Every few years, I’ve had to move to a different place. Each time, I’ve gone into the move thinking that it will be easy, believing the lie that I only have a few things to pack and that it’ll be a quick and painless day. I’m not one to buy things left and right; I’m not a hoarder; I’m not the owner of too many furniture pieces or kitchen appliances. Yet, each time I begin packing my things, I end up staring deep into the abyss of just how much I have and (more frustratingly) how much I need to haul to my next place. I don’t know how it happens, but it does. Every time, I think to myself, “I need less stuff.” You might be in the same position as I am. If you’re unsure, consider these questions:
What items do you use the most?
Are there things you own that you’ve never used in the last year? Never needed? Forgot that you even owned?
How would your life change if you didn’t own those things?
Chances are, you have more than you need, but is there really any benefit to changing any of that? It’s not something you have to do, but the following reasons for minimizing your amount of “stuff” might make downsizing something you want to do.
Less Stuff Means Less Mess
It’s obvious, but it’s worth highlighting. With fewer things, there’s less to worry about cleaning up. There’s less to put back in cupboards, less laundry to pack away into dressers, and on and on. If you find yourself dreading having to pick up after yourself, then solve that problem by owning fewer things that you have to pick up! For example, owning fewer coffee mugs (don’t we all somehow collect dozens?) can force you to do dishes sooner, meaning that you’ll have less of a pile in your sink.
Downsizing Can Be A Side-Hustle
Whether it’s getting rid of your extra clothes at a place like Rag-O-Rama, or pawning off that old couch on Craigslist, clearing out those barely used items stuffs your wallet. Often times, it turns out that the things we no longer use were never used. Selling something “like new” can be a way to make a good amount of your money back. We’re not saying that it will pay rent, but you can reward yourself for your hustle by subsidizing a nice meal with the money you’ve earned back. Try not to just by more stuff to clutter your apartment all over again.
Downsizing Is An Opportunity For Generosity
If you’re in a position where you don’t need extra cash, always remember that there are people needing help all around us. Donating old clothes, furniture, cookware, and more helps those who are less fortunate. If you find yourself overflowing with things, consider donating to Volunteers of America, Goodwill, or a family you know.
A Less Crowded Apartment Is Better For Your Health
In “The Powerful Psychology Behind Cleanliness,” Psychology Today looks at several studies showing the shocking correlations between a neat home and better mental health.

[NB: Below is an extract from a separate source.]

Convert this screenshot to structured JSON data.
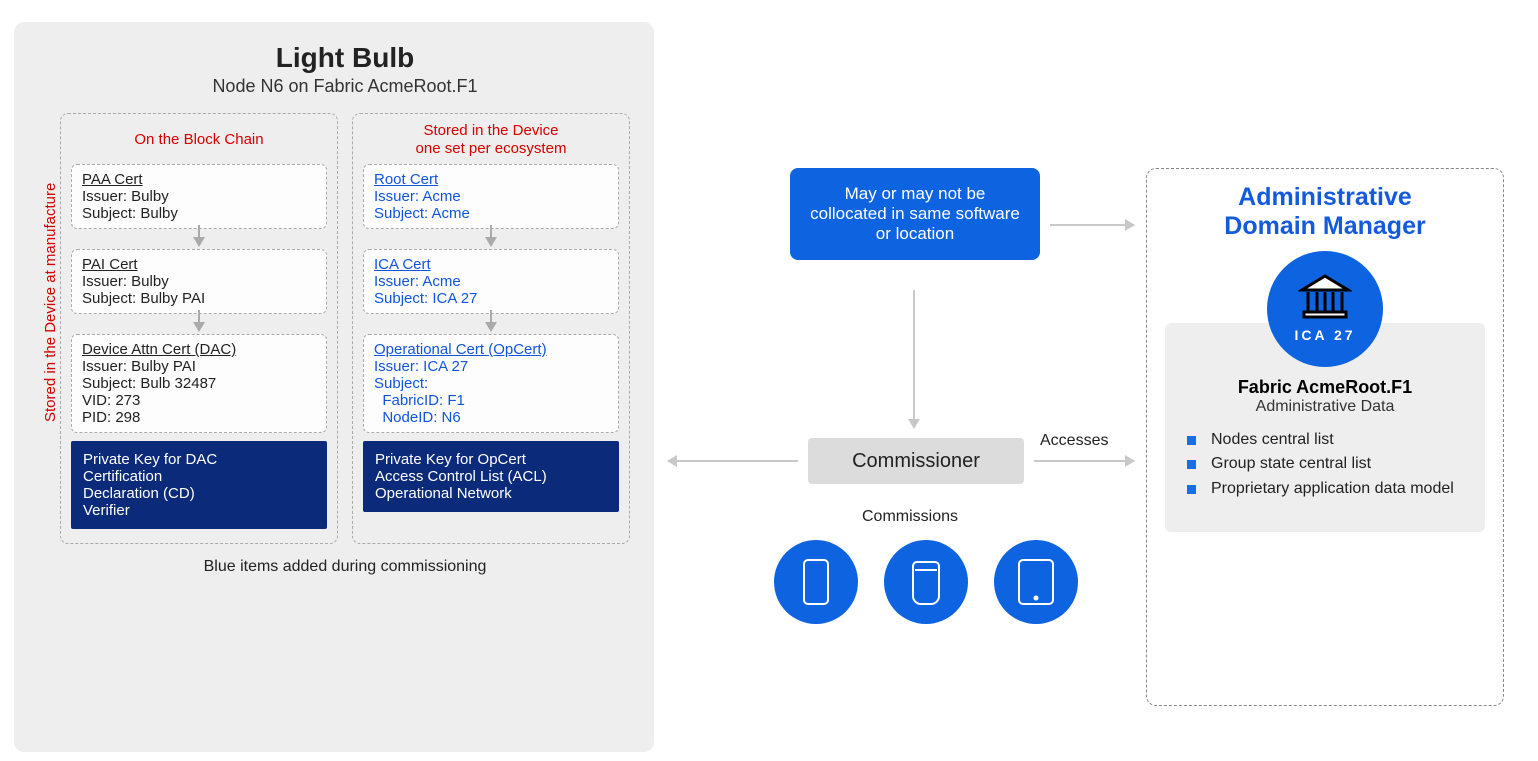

One example comes from a 2011 study at Princeton University, where researches concluded that we’re less concentrated and motivated when our visual cortex is crowded by “task-irrelevant” items (AKA the extra stuff we have lying around). This explains why, once things are messy, it can be so hard to clean them back up! Additionally, the article follows other studies that link messiness to depression and increases in cortisol, our stress hormone.
The solution? Psychology Today calls on its readers to get rid of their clutter. In doing so, you have fewer items that will pile up, raising your chance of keeping things clean and, most importantly, giving you a better well-being.
Simplicity Is Elegant
…especially when you’re living in a Lykens apartment. Apartments featuring high-quality countertops like ours are enhanced the more you expose their luxury materials. With this in mind, ridding yourself of the Panini press that you bought (and used twice) makes sense.
Make Moving Easy
A rental isn’t a permanent living situation. Leases end. Jobs change. Families grow. People move. Rather than pack an apartment like you’re settling down forever, live in a way that makes moving less of a hassle. Less stuff makes for less of a headache.
Realizing Your True “Needs”
Finally, minimizing the things we own gives us a new perspective on life. If you’ve ever gone on a hiking trip or a long vacation, you know what it’s like to live with just the clothes on your back (and the things in your luggage). We go into these trips skeptical, wondering if we can really make it without our entire wardrobe, just one pair of shoes, and only a few other important items. As it turns out, we can.
Living a great life is much more than surrounding ourselves with gadgets, clothes, and toys. While a smart home is nifty and a hand-blown Chemex is cool, they are not “needs.” By minimizing the items we own, we simplify our lives. There’s less to buy, less to maintain, less to upgrade, and less to worry about. Instead, we’re able to refocus on what we really need and what really matters.